Google is beginning its move away from the Chrome apps platform by removing support for packed and hosted apps from Chrome on Linux, Mac and Windows over the course of the next two years.

According to Google’s Rahul Roy-Chowdhury, vice president of product management, approximately 1% of users on Linux, Mac and Windows actively use Chrome packaged apps. Most of the hosted apps today are implemented as regular web apps, according to Google. All Chrome apps will remain supported and maintained on Chrome OS in the future, and additional enhancements will only apply to Chrome OS devices, including kiosks. Developers will still be able to build Chrome apps or Android apps for Chrome OS.

Starting in the second half of 2017, the Chrome Web Store will no longer show Chrome apps for Linux, Mac and Windows. And in 2018, users on these platforms will not be able to load Chrome apps at all. In late 2016, newly published Chrome apps will be available to users on Chrome OS only.

Microsoft acquires Genee to power AI experiences in Office 365
Microsoft will acquire Genee, an artificial intelligence-powered scheduling service, as a way to implement automated functions in Office 365.

According to a blog post by Rajesh Jha, corporate vice president of Outlook and Office 365, “Genee uses natural language processing and optimized decision-making algorithms so that interacting with a virtual assistant is just like interacting with a human one.” As Microsoft continues to build out Office 365 productivity capabilities and services, the Genee team will help it advance its intelligence skills to the digital experience, the company said.

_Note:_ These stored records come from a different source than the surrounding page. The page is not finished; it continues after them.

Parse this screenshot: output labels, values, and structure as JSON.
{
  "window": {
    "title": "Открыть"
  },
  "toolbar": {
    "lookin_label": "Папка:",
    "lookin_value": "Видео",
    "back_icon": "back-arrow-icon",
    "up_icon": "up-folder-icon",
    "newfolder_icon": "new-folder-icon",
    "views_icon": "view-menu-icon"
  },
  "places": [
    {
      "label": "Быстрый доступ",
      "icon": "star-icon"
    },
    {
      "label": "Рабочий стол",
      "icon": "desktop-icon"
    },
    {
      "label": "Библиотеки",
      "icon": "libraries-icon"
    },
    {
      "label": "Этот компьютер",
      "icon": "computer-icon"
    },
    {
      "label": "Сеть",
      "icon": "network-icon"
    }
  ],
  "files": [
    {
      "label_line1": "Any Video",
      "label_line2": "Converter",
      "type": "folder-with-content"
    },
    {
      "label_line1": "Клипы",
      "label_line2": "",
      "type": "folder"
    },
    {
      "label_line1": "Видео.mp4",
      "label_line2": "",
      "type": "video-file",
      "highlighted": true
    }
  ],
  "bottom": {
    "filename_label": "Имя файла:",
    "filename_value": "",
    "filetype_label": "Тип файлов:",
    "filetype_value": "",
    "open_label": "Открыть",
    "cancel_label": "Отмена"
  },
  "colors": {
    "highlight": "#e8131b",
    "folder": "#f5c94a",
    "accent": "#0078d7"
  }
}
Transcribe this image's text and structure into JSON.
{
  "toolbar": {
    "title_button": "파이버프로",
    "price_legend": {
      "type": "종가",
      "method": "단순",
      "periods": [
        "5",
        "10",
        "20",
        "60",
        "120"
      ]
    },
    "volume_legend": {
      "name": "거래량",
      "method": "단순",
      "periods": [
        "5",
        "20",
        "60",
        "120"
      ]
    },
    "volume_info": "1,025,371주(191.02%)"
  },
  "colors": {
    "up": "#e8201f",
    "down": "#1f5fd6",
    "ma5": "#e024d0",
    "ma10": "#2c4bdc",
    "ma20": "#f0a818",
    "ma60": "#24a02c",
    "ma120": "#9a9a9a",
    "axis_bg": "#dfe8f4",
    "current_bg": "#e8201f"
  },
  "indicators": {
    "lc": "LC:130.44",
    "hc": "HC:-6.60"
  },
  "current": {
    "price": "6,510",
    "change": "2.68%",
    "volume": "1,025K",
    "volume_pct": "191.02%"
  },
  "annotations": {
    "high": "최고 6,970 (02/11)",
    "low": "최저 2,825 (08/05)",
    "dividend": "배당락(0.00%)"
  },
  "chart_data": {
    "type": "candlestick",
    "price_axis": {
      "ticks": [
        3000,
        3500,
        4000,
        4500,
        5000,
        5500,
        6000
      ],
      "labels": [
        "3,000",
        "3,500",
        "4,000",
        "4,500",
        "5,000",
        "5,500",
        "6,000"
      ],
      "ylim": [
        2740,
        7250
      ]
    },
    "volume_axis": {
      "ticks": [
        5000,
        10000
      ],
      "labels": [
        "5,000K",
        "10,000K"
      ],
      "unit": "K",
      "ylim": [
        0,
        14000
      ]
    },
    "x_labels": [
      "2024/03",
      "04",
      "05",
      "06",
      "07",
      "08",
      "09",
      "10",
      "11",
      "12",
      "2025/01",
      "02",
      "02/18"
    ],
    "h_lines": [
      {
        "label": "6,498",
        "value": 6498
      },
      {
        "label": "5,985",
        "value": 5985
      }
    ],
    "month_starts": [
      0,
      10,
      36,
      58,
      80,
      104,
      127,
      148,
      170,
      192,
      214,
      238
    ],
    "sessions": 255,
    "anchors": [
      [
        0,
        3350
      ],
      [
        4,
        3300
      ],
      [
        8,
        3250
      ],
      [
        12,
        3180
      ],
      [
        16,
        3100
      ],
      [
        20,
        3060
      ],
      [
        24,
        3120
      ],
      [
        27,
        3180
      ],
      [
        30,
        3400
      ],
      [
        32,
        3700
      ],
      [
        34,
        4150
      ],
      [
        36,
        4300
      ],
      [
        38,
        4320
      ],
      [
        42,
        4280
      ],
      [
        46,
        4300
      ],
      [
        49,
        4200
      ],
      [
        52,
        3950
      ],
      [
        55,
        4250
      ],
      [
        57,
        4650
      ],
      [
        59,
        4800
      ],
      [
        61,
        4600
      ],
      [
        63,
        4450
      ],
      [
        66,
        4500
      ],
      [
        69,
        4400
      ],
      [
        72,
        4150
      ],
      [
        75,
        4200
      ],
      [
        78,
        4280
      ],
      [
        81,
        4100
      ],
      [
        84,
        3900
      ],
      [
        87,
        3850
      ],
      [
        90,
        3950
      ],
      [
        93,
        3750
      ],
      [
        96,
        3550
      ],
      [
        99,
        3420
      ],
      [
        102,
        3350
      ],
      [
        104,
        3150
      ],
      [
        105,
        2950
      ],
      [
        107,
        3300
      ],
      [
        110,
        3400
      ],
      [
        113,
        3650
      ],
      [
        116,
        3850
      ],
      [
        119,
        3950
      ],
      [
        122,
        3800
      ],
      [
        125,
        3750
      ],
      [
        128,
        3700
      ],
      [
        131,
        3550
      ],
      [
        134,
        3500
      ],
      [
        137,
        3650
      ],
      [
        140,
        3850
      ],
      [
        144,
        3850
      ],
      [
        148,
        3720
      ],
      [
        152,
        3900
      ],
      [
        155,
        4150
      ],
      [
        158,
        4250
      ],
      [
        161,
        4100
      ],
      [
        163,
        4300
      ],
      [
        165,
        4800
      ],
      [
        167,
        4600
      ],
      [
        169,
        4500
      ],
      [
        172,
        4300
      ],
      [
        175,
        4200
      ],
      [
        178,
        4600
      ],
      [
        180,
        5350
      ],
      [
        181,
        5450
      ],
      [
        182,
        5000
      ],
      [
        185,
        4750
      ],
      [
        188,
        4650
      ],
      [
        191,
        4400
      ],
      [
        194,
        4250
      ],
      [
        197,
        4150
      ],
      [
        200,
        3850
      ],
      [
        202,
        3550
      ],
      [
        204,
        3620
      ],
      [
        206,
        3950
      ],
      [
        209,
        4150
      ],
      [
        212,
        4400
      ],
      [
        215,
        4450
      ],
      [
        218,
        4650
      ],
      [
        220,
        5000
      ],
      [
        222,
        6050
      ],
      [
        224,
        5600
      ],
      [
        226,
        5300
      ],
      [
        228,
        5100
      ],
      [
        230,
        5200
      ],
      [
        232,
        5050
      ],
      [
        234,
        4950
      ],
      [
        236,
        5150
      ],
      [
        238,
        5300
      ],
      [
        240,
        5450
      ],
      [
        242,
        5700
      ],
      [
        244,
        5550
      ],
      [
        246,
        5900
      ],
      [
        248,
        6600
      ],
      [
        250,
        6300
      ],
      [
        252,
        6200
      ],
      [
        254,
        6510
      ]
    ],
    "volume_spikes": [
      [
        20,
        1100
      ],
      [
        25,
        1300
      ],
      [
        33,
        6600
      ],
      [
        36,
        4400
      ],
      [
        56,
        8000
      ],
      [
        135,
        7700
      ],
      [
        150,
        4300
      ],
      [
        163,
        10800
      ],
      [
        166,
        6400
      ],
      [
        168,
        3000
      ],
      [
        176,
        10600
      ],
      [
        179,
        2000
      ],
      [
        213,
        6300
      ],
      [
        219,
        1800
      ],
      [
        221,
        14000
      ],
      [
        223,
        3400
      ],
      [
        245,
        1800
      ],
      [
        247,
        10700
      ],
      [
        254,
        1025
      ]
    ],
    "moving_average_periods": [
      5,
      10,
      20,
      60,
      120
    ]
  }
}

U.S. Department of Education launches EQUIP experiment for low-income students
In order to give low-income students access to federal student aid, the U.S. Department of Education is inviting eight partnerships between institutions of higher education and non-traditional providers to participate in what it calls the EQUIP (Education Quality through Innovation Partnerships) experiment.

The DOE’s goals of this experiment include testing new ways of getting Americans with diverse backgrounds innovative learning opportunities; strengthening approaches for processes that focus on learning; and giving students opportunities including coding boot camps and online courses.

According to the DOE, “As part of an experiment designed to explore the efficacy of the approach, EQUIP will enable students at the selected colleges and universities to receive federal financial aid for programs that exceed the 50% cap, thereby increasing access for students to new types of programs and allowing the Department to consider whether those programs resulted in positive student outcomes and how to track meaningful quality measures.”

Selected sites include Colorado State University Global Campus, SUNY Empire State College, and the University of Texas at Austin, to name a few. A full list of sites is available here.

FBI launches bank robbery tracking mobile app
The FBI has launched an app for iPhones, iPads, iPods and Android smartphones, which should make it easy for the public to view photos and information about bank robberies all over the country.

With this app, bank robberies can be sorted by the date they occurred, what category they fall under (such as those committed by armed, serial robbers), the FBI field office working on the case, and the state where the robbery occurred, according to the FBI. The app contains a quick access link directly to the FBI online so users can quickly contact the FBI if they have any information on a robbery.

The app works with, and it can be downloaded for free from Apple’s app store or Google Play.